Dataset records.
^^^^^^^^^^^^^^^^

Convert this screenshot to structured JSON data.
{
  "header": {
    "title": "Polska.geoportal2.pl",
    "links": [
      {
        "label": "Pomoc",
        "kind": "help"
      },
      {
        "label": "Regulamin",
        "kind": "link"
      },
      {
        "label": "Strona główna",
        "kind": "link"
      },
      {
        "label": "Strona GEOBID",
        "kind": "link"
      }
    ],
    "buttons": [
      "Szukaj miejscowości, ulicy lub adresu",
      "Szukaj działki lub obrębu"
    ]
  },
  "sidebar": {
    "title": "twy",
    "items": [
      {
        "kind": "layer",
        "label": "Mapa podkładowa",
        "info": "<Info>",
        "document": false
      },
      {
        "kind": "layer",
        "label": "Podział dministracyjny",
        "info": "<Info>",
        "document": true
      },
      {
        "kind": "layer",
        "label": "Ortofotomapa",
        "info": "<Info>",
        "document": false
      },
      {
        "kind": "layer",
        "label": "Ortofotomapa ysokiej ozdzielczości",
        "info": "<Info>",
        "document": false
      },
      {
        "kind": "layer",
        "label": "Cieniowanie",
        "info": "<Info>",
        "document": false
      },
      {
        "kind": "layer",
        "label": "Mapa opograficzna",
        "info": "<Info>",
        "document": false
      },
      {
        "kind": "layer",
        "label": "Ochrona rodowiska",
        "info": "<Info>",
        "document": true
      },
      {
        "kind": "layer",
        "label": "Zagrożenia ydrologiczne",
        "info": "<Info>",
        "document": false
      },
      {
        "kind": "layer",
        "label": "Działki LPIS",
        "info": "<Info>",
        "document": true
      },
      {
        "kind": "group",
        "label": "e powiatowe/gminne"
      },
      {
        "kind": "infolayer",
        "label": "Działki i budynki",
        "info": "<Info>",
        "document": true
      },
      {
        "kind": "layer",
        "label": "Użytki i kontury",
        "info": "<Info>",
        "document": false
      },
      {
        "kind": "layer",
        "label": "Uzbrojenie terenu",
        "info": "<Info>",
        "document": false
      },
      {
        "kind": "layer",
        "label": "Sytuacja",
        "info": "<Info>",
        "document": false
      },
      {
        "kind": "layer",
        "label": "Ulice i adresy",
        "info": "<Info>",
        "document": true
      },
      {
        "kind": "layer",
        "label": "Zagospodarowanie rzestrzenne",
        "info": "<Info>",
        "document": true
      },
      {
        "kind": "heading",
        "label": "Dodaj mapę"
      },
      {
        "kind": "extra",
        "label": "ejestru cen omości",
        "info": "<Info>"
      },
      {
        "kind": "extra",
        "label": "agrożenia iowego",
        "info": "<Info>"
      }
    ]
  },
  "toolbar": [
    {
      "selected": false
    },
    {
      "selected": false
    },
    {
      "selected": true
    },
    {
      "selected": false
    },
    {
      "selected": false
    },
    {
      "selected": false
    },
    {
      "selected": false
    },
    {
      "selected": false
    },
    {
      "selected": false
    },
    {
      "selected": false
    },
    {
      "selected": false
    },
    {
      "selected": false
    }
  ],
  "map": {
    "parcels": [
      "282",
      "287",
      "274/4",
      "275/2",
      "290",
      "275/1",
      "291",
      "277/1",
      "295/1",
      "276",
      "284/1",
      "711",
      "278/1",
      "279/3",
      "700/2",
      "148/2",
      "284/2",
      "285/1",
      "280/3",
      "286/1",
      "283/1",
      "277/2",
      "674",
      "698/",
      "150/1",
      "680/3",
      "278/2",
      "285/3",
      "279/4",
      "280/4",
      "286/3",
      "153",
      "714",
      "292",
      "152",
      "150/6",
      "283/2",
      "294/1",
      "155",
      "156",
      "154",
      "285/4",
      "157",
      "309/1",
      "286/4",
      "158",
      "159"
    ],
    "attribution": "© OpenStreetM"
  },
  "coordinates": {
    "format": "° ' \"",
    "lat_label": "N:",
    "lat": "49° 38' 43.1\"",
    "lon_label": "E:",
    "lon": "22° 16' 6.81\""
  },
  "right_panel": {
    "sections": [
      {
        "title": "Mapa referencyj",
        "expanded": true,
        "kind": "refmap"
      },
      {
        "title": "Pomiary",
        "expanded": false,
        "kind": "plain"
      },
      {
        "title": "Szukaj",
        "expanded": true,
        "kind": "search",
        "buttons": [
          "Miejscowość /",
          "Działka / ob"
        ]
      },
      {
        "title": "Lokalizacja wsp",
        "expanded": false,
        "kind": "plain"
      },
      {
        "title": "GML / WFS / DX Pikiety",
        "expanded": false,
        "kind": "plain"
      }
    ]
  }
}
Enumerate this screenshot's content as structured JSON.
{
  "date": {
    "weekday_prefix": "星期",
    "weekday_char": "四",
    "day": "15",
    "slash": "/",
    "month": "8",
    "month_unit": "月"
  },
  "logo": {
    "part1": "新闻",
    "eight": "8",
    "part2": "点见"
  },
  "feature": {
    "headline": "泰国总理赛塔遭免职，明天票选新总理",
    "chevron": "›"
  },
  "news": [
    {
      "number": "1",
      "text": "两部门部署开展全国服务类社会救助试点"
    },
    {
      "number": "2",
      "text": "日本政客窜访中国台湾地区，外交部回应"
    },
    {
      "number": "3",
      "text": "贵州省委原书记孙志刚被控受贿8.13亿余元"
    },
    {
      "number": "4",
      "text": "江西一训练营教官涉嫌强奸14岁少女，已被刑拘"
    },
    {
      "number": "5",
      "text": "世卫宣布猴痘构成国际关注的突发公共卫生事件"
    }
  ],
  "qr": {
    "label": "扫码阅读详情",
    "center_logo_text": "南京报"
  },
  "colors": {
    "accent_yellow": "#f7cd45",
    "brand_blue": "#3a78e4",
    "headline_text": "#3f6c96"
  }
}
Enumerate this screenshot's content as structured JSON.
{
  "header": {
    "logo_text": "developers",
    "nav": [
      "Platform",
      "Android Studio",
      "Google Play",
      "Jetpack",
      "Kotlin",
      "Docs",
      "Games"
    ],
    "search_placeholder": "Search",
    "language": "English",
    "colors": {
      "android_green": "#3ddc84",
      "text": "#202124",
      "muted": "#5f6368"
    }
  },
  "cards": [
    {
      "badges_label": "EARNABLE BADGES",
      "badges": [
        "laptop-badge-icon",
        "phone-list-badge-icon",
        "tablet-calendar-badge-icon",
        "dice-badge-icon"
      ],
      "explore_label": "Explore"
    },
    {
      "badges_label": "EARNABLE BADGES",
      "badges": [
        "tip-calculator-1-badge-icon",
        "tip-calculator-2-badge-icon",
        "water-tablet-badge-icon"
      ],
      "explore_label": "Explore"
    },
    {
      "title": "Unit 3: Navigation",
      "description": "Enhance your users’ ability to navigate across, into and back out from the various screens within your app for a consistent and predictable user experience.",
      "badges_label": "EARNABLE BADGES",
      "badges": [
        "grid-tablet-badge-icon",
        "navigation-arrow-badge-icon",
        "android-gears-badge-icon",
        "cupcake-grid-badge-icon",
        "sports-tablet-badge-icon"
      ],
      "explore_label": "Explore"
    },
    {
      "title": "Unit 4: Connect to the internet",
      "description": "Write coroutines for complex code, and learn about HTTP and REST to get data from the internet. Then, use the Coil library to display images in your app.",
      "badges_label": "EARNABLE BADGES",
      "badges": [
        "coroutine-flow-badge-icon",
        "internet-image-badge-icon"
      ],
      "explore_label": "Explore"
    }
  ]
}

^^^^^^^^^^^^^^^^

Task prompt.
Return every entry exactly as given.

Output for this task.
Convert this screenshot to structured JSON data.
{
  "header": {
    "title": "Polska.geoportal2.pl",
    "links": [
      {
        "label": "Pomoc",
        "kind": "help"
      },
      {
        "label": "Regulamin",
        "kind": "link"
      },
      {
        "label": "Strona główna",
        "kind": "link"
      },
      {
        "label": "Strona GEOBID",
        "kind": "link"
      }
    ],
    "buttons": [
      "Szukaj miejscowości, ulicy lub adresu",
      "Szukaj działki lub obrębu"
    ]
  },
  "sidebar": {
    "title": "twy",
    "items": [
      {
        "kind": "layer",
        "label": "Mapa podkładowa",
        "info": "<Info>",
        "document": false
      },
      {
        "kind": "layer",
        "label": "Podział dministracyjny",
        "info": "<Info>",
        "document": true
      },
      {
        "kind": "layer",
        "label": "Ortofotomapa",
        "info": "<Info>",
        "document": false
      },
      {
        "kind": "layer",
        "label": "Ortofotomapa ysokiej ozdzielczości",
        "info": "<Info>",
        "document": false
      },
      {
        "kind": "layer",
        "label": "Cieniowanie",
        "info": "<Info>",
        "document": false
      },
      {
        "kind": "layer",
        "label": "Mapa opograficzna",
        "info": "<Info>",
        "document": false
      },
      {
        "kind": "layer",
        "label": "Ochrona rodowiska",
        "info": "<Info>",
        "document": true
      },
      {
        "kind": "layer",
        "label": "Zagrożenia ydrologiczne",
        "info": "<Info>",
        "document": false
      },
      {
        "kind": "layer",
        "label": "Działki LPIS",
        "info": "<Info>",
        "document": true
      },
      {
        "kind": "group",
        "label": "e powiatowe/gminne"
      },
      {
        "kind": "infolayer",
        "label": "Działki i budynki",
        "info": "<Info>",
        "document": true
      },
      {
        "kind": "layer",
        "label": "Użytki i kontury",
        "info": "<Info>",
        "document": false
      },
      {
        "kind": "layer",
        "label": "Uzbrojenie terenu",
        "info": "<Info>",
        "document": false
      },
      {
        "kind": "layer",
        "label": "Sytuacja",
        "info": "<Info>",
        "document": false
      },
      {
        "kind": "layer",
        "label": "Ulice i adresy",
        "info": "<Info>",
        "document": true
      },
      {
        "kind": "layer",
        "label": "Zagospodarowanie rzestrzenne",
        "info": "<Info>",
        "document": true
      },
      {
        "kind": "heading",
        "label": "Dodaj mapę"
      },
      {
        "kind": "extra",
        "label": "ejestru cen omości",
        "info": "<Info>"
      },
      {
        "kind": "extra",
        "label": "agrożenia iowego",
        "info": "<Info>"
      }
    ]
  },
  "toolbar": [
    {
      "selected": false
    },
    {
      "selected": false
    },
    {
      "selected": true
    },
    {
      "selected": false
    },
    {
      "selected": false
    },
    {
      "selected": false
    },
    {
      "selected": false
    },
    {
      "selected": false
    },
    {
      "selected": false
    },
    {
      "selected": false
    },
    {
      "selected": false
    },
    {
      "selected": false
    }
  ],
  "map": {
    "parcels": [
      "282",
      "287",
      "274/4",
      "275/2",
      "290",
      "275/1",
      "291",
      "277/1",
      "295/1",
      "276",
      "284/1",
      "711",
      "278/1",
      "279/3",
      "700/2",
      "148/2",
      "284/2",
      "285/1",
      "280/3",
      "286/1",
      "283/1",
      "277/2",
      "674",
      "698/",
      "150/1",
      "680/3",
      "278/2",
      "285/3",
      "279/4",
      "280/4",
      "286/3",
      "153",
      "714",
      "292",
      "152",
      "150/6",
      "283/2",
      "294/1",
      "155",
      "156",
      "154",
      "285/4",
      "157",
      "309/1",
      "286/4",
      "158",
      "159"
    ],
    "attribution": "© OpenStreetM"
  },
  "coordinates": {
    "format": "° ' \"",
    "lat_label": "N:",
    "lat": "49° 38' 43.1\"",
    "lon_label": "E:",
    "lon": "22° 16' 6.81\""
  },
  "right_panel": {
    "sections": [
      {
        "title": "Mapa referencyj",
        "expanded": true,
        "kind": "refmap"
      },
      {
        "title": "Pomiary",
        "expanded": false,
        "kind": "plain"
      },
      {
        "title": "Szukaj",
        "expanded": true,
        "kind": "search",
        "buttons": [
          "Miejscowość /",
          "Działka / ob"
        ]
      },
      {
        "title": "Lokalizacja wsp",
        "expanded": false,
        "kind": "plain"
      },
      {
        "title": "GML / WFS / DX Pikiety",
        "expanded": false,
        "kind": "plain"
      }
    ]
  }
}
Enumerate this screenshot's content as structured JSON.
{
  "date": {
    "weekday_prefix": "星期",
    "weekday_char": "四",
    "day": "15",
    "slash": "/",
    "month": "8",
    "month_unit": "月"
  },
  "logo": {
    "part1": "新闻",
    "eight": "8",
    "part2": "点见"
  },
  "feature": {
    "headline": "泰国总理赛塔遭免职，明天票选新总理",
    "chevron": "›"
  },
  "news": [
    {
      "number": "1",
      "text": "两部门部署开展全国服务类社会救助试点"
    },
    {
      "number": "2",
      "text": "日本政客窜访中国台湾地区，外交部回应"
    },
    {
      "number": "3",
      "text": "贵州省委原书记孙志刚被控受贿8.13亿余元"
    },
    {
      "number": "4",
      "text": "江西一训练营教官涉嫌强奸14岁少女，已被刑拘"
    },
    {
      "number": "5",
      "text": "世卫宣布猴痘构成国际关注的突发公共卫生事件"
    }
  ],
  "qr": {
    "label": "扫码阅读详情",
    "center_logo_text": "南京报"
  },
  "colors": {
    "accent_yellow": "#f7cd45",
    "brand_blue": "#3a78e4",
    "headline_text": "#3f6c96"
  }
}
Enumerate this screenshot's content as structured JSON.
{
  "header": {
    "logo_text": "developers",
    "nav": [
      "Platform",
      "Android Studio",
      "Google Play",
      "Jetpack",
      "Kotlin",
      "Docs",
      "Games"
    ],
    "search_placeholder": "Search",
    "language": "English",
    "colors": {
      "android_green": "#3ddc84",
      "text": "#202124",
      "muted": "#5f6368"
    }
  },
  "cards": [
    {
      "badges_label": "EARNABLE BADGES",
      "badges": [
        "laptop-badge-icon",
        "phone-list-badge-icon",
        "tablet-calendar-badge-icon",
        "dice-badge-icon"
      ],
      "explore_label": "Explore"
    },
    {
      "badges_label": "EARNABLE BADGES",
      "badges": [
        "tip-calculator-1-badge-icon",
        "tip-calculator-2-badge-icon",
        "water-tablet-badge-icon"
      ],
      "explore_label": "Explore"
    },
    {
      "title": "Unit 3: Navigation",
      "description": "Enhance your users’ ability to navigate across, into and back out from the various screens within your app for a consistent and predictable user experience.",
      "badges_label": "EARNABLE BADGES",
      "badges": [
        "grid-tablet-badge-icon",
        "navigation-arrow-badge-icon",
        "android-gears-badge-icon",
        "cupcake-grid-badge-icon",
        "sports-tablet-badge-icon"
      ],
      "explore_label": "Explore"
    },
    {
      "title": "Unit 4: Connect to the internet",
      "description": "Write coroutines for complex code, and learn about HTTP and REST to get data from the internet. Then, use the Coil library to display images in your app.",
      "badges_label": "EARNABLE BADGES",
      "badges": [
        "coroutine-flow-badge-icon",
        "internet-image-badge-icon"
      ],
      "explore_label": "Explore"
    }
  ]
}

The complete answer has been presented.